It does vary on the size and complexity of the project you are working on, but here are a few tips.

Use contractors you trust, or seek referrals and recommendations.
  • Background check. While you may know the builder you are contemplating hiring, others would have dealt with them. Research their background, work they have done and are capable of, and importantly, look at feedback on their work. Is it bad, mixed, positive? For larger projects, I recommend checking their completed and current jobs and talking to their past and existing clients. Do your research.
  • Meet and talk. Get your contractors onsite, talk through the work required of them and make sure they understand it. An external house painter quoting on a few pictures and area of a house may not see the real condition and prep required.
  • Provide a clear scope of works and any conditions you want included. This makes it clear what is being priced, avoids disagreements and allows you to compare apples with apples if you have multiple quotes. If you’re doing serious works, then it’s recommended you get consultants to assist (preparing drawings, specifications, etc).
  • Create an agreement. Make sure you have a written agreement both parties accept, which includes scope of works, timing, any conditions (ie time of payments, retentions) and any inclusions or exclusions. The more detailed, the more certainty and clarity you will have.
Talk through the work on site, so your contractor can view, comment and price the work accurately before they start.

Trust Factor

A great example of having the right team was when we were on The Block NZ. With the time constraints, tradies constantly working over each other in confined spaces and with the demands of working on what was effectively a production set, it was critical to have the right team.
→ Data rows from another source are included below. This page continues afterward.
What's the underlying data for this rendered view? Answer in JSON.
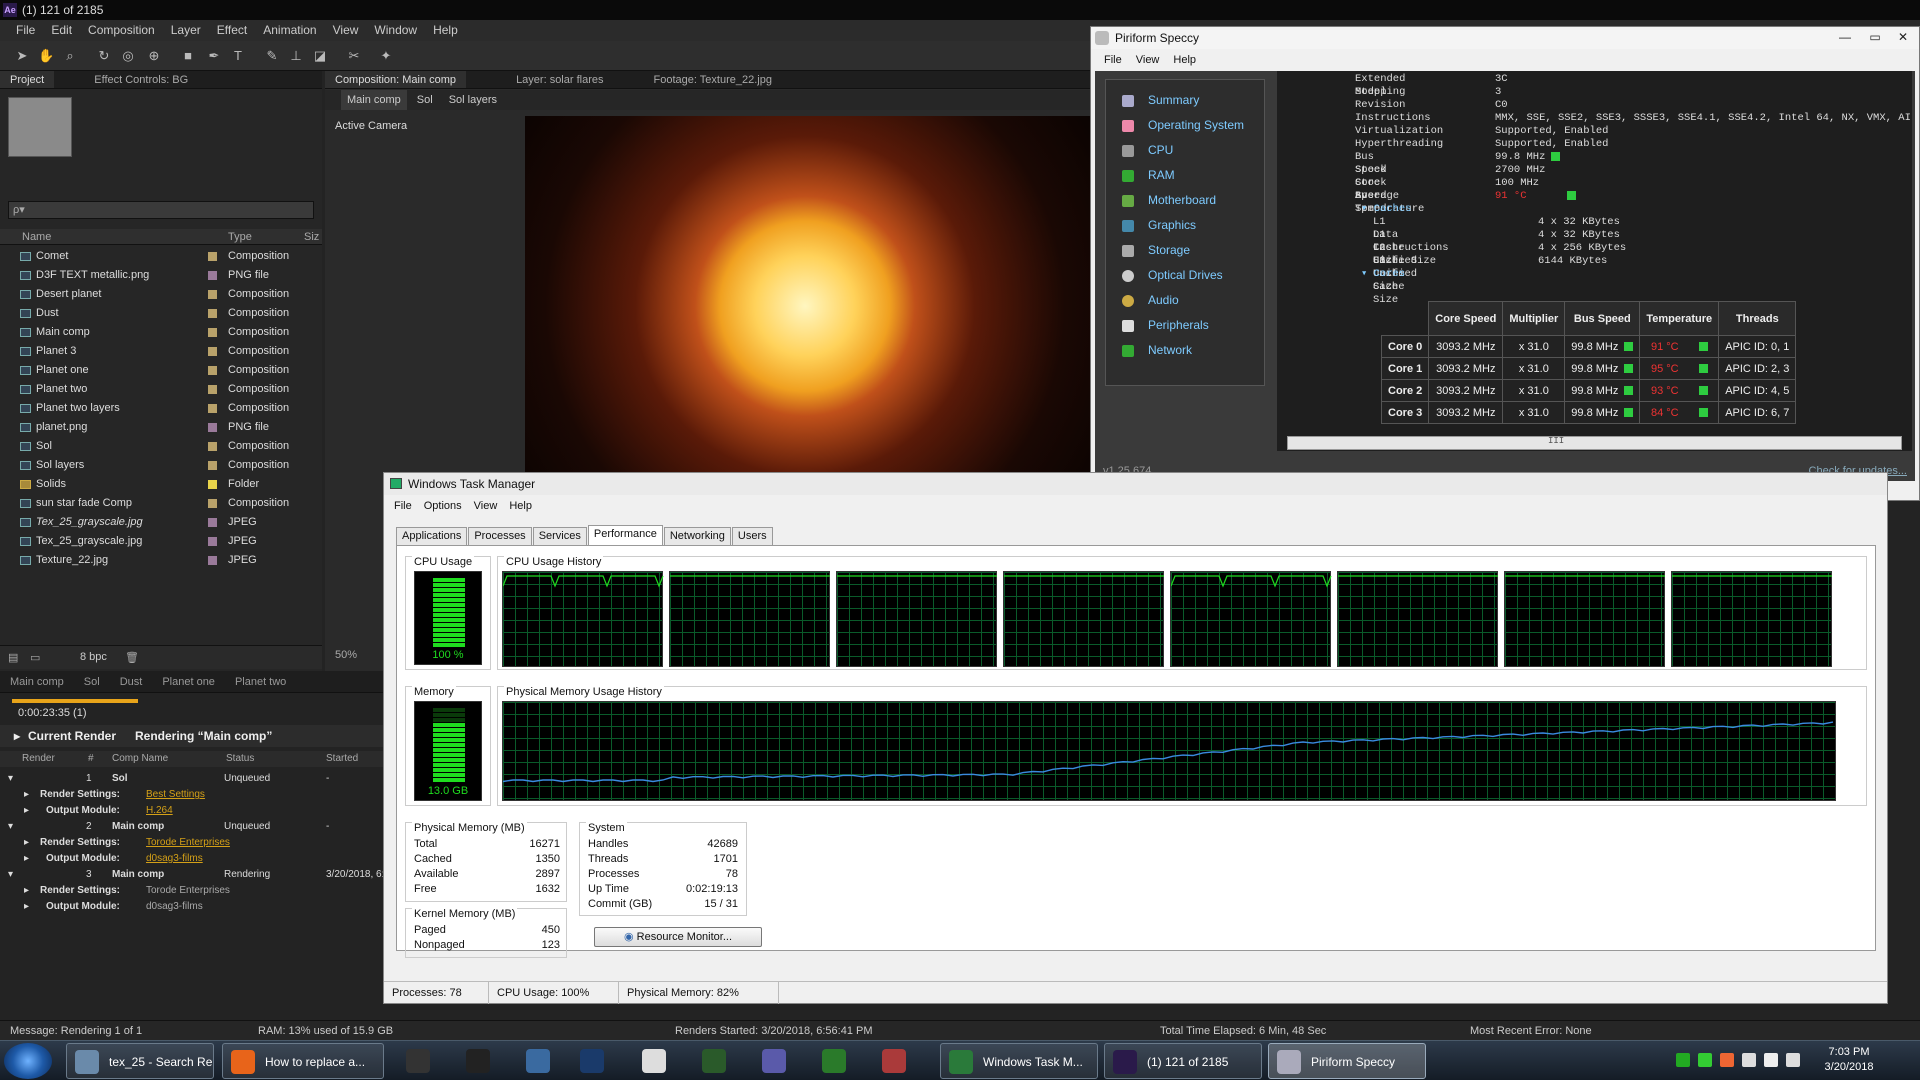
{
  "ae": {
    "title": "(1) 121 of 2185",
    "logo": "Ae",
    "menu": [
      "File",
      "Edit",
      "Composition",
      "Layer",
      "Effect",
      "Animation",
      "View",
      "Window",
      "Help"
    ],
    "tools": [
      "arrow-icon",
      "hand-icon",
      "zoom-icon",
      "rotate-icon",
      "camera-icon",
      "pan-icon",
      "rect-icon",
      "pen-icon",
      "type-icon",
      "brush-icon",
      "stamp-icon",
      "eraser-icon",
      "roto-icon",
      "puppet-icon"
    ],
    "project_tabs": [
      "Project",
      "Effect Controls: BG"
    ],
    "search_placeholder": "ρ▾",
    "columns": {
      "name": "Name",
      "type": "Type",
      "size": "Siz"
    },
    "items": [
      {
        "name": "Comet",
        "type": "Composition"
      },
      {
        "name": "D3F TEXT metallic.png",
        "type": "PNG file"
      },
      {
        "name": "Desert planet",
        "type": "Composition"
      },
      {
        "name": "Dust",
        "type": "Composition"
      },
      {
        "name": "Main comp",
        "type": "Composition"
      },
      {
        "name": "Planet 3",
        "type": "Composition"
      },
      {
        "name": "Planet one",
        "type": "Composition"
      },
      {
        "name": "Planet two",
        "type": "Composition"
      },
      {
        "name": "Planet two layers",
        "type": "Composition"
      },
      {
        "name": "planet.png",
        "type": "PNG file"
      },
      {
        "name": "Sol",
        "type": "Composition"
      },
      {
        "name": "Sol layers",
        "type": "Composition"
      },
      {
        "name": "Solids",
        "type": "Folder"
      },
      {
        "name": "sun star fade Comp",
        "type": "Composition"
      },
      {
        "name": "Tex_25_grayscale.jpg",
        "type": "JPEG"
      },
      {
        "name": "Tex_25_grayscale.jpg",
        "type": "JPEG"
      },
      {
        "name": "Texture_22.jpg",
        "type": "JPEG"
      }
    ],
    "bpc": "8 bpc",
    "comp_tabs": [
      "Composition: Main comp",
      "Layer: solar flares",
      "Footage: Texture_22.jpg"
    ],
    "crumbs": [
      "Main comp",
      "Sol",
      "Sol layers"
    ],
    "active_camera": "Active Camera",
    "zoom": "50%",
    "timeline_tabs": [
      "Main comp",
      "Sol",
      "Dust",
      "Planet one",
      "Planet two"
    ],
    "elapsed": "0:00:23:35 (1)",
    "current_render_label": "Current Render",
    "rendering_label": "Rendering “Main comp”",
    "rq_cols": [
      "Render",
      "#",
      "Comp Name",
      "Status",
      "Started"
    ],
    "rq": [
      {
        "n": "1",
        "comp": "Sol",
        "status": "Unqueued",
        "started": "-",
        "settings": "Best Settings",
        "module": "H.264"
      },
      {
        "n": "2",
        "comp": "Main comp",
        "status": "Unqueued",
        "started": "-",
        "settings": "Torode Enterprises",
        "module": "d0sag3-films"
      },
      {
        "n": "3",
        "comp": "Main comp",
        "status": "Rendering",
        "started": "3/20/2018, 6:",
        "settings": "Torode Enterprises",
        "module": "d0sag3-films"
      }
    ],
    "render_settings_label": "Render Settings:",
    "output_module_label": "Output Module:",
    "status": {
      "message": "Message: Rendering 1 of 1",
      "ram": "RAM: 13% used of 15.9 GB",
      "renders_started": "Renders Started: 3/20/2018, 6:56:41 PM",
      "elapsed": "Total Time Elapsed: 6 Min, 48 Sec",
      "error": "Most Recent Error: None"
    }
  },
  "speccy": {
    "title": "Piriform Speccy",
    "menu": [
      "File",
      "View",
      "Help"
    ],
    "nav": [
      "Summary",
      "Operating System",
      "CPU",
      "RAM",
      "Motherboard",
      "Graphics",
      "Storage",
      "Optical Drives",
      "Audio",
      "Peripherals",
      "Network"
    ],
    "props": [
      {
        "k": "Extended Model",
        "v": "3C"
      },
      {
        "k": "Stepping",
        "v": "3"
      },
      {
        "k": "Revision",
        "v": "C0"
      },
      {
        "k": "Instructions",
        "v": "MMX, SSE, SSE2, SSE3, SSSE3, SSE4.1, SSE4.2, Intel 64, NX, VMX, AI"
      },
      {
        "k": "Virtualization",
        "v": "Supported, Enabled"
      },
      {
        "k": "Hyperthreading",
        "v": "Supported, Enabled"
      },
      {
        "k": "Bus Speed",
        "v": "99.8 MHz"
      },
      {
        "k": "Stock Core Speed",
        "v": "2700 MHz"
      },
      {
        "k": "Stock Bus Speed",
        "v": "100 MHz"
      },
      {
        "k": "Average Temperature",
        "v": "91 °C"
      }
    ],
    "caches_label": "Caches",
    "caches": [
      {
        "k": "L1 Data Cache Size",
        "v": "4 x 32 KBytes"
      },
      {
        "k": "L1 Instructions Cache Size",
        "v": "4 x 32 KBytes"
      },
      {
        "k": "L2 Unified Cache Size",
        "v": "4 x 256 KBytes"
      },
      {
        "k": "L3 Unified Cache Size",
        "v": "6144 KBytes"
      }
    ],
    "cores_label": "Cores",
    "core_headers": [
      "Core Speed",
      "Multiplier",
      "Bus Speed",
      "Temperature",
      "Threads"
    ],
    "cores": [
      {
        "name": "Core 0",
        "speed": "3093.2 MHz",
        "mult": "x 31.0",
        "bus": "99.8 MHz",
        "temp": "91 °C",
        "threads": "APIC ID: 0, 1"
      },
      {
        "name": "Core 1",
        "speed": "3093.2 MHz",
        "mult": "x 31.0",
        "bus": "99.8 MHz",
        "temp": "95 °C",
        "threads": "APIC ID: 2, 3"
      },
      {
        "name": "Core 2",
        "speed": "3093.2 MHz",
        "mult": "x 31.0",
        "bus": "99.8 MHz",
        "temp": "93 °C",
        "threads": "APIC ID: 4, 5"
      },
      {
        "name": "Core 3",
        "speed": "3093.2 MHz",
        "mult": "x 31.0",
        "bus": "99.8 MHz",
        "temp": "84 °C",
        "threads": "APIC ID: 6, 7"
      }
    ],
    "scroll_mark": "III",
    "version": "v1.25.674",
    "check_updates": "Check for updates..."
  },
  "tm": {
    "title": "Windows Task Manager",
    "menu": [
      "File",
      "Options",
      "View",
      "Help"
    ],
    "tabs": [
      "Applications",
      "Processes",
      "Services",
      "Performance",
      "Networking",
      "Users"
    ],
    "cpu_usage_label": "CPU Usage",
    "cpu_usage_value": "100 %",
    "cpu_history_label": "CPU Usage History",
    "memory_label": "Memory",
    "memory_value": "13.0 GB",
    "mem_history_label": "Physical Memory Usage History",
    "cpu_fraction": 1.0,
    "mem_fraction": 0.82,
    "physical_label": "Physical Memory (MB)",
    "physical": [
      {
        "k": "Total",
        "v": "16271"
      },
      {
        "k": "Cached",
        "v": "1350"
      },
      {
        "k": "Available",
        "v": "2897"
      },
      {
        "k": "Free",
        "v": "1632"
      }
    ],
    "kernel_label": "Kernel Memory (MB)",
    "kernel": [
      {
        "k": "Paged",
        "v": "450"
      },
      {
        "k": "Nonpaged",
        "v": "123"
      }
    ],
    "system_label": "System",
    "system": [
      {
        "k": "Handles",
        "v": "42689"
      },
      {
        "k": "Threads",
        "v": "1701"
      },
      {
        "k": "Processes",
        "v": "78"
      },
      {
        "k": "Up Time",
        "v": "0:02:19:13"
      },
      {
        "k": "Commit (GB)",
        "v": "15 / 31"
      }
    ],
    "resource_monitor": "Resource Monitor...",
    "status": {
      "processes": "Processes: 78",
      "cpu": "CPU Usage: 100%",
      "mem": "Physical Memory: 82%"
    }
  },
  "taskbar": {
    "items": [
      {
        "label": "tex_25 - Search Re...",
        "icon": "search-icon",
        "color": "#6a8aaa"
      },
      {
        "label": "How to replace a...",
        "icon": "firefox-icon",
        "color": "#e8641a"
      },
      {
        "label": "",
        "icon": "davinci-icon",
        "color": "#333"
      },
      {
        "label": "",
        "icon": "soundforge-icon",
        "color": "#222"
      },
      {
        "label": "",
        "icon": "calculator-icon",
        "color": "#3a6aa0"
      },
      {
        "label": "",
        "icon": "photoshop-icon",
        "color": "#1a3a6a"
      },
      {
        "label": "",
        "icon": "notepad-icon",
        "color": "#ddd"
      },
      {
        "label": "",
        "icon": "terminal-icon",
        "color": "#2a5a2a"
      },
      {
        "label": "",
        "icon": "network-icon",
        "color": "#5a5aaa"
      },
      {
        "label": "",
        "icon": "excel-icon",
        "color": "#2a7a2a"
      },
      {
        "label": "",
        "icon": "tool-icon",
        "color": "#aa3a3a"
      },
      {
        "label": "Windows Task M...",
        "icon": "taskmanager-icon",
        "color": "#2a7a3a"
      },
      {
        "label": "(1) 121 of 2185",
        "icon": "aftereffects-icon",
        "color": "#2a1a4a"
      },
      {
        "label": "Piriform Speccy",
        "icon": "speccy-icon",
        "color": "#aab"
      }
    ],
    "time": "7:03 PM",
    "date": "3/20/2018"
  },
  "colors": {
    "accent": "#e8a41a",
    "graph_green": "#1fdc1f",
    "mem_line": "#3a8adf",
    "link": "#7ecbff",
    "temp": "#e33"
  }
}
We needed people we could trust, rely on and consistently deliver our requests and expectations, which were very demanding. But regardless of scale and the amount of people you work with, the benefits of a good team contribute to the success of the project and how smoothly it runs.

Have a clear and detailed plan to remove miscommunication and remove the need for assumptions.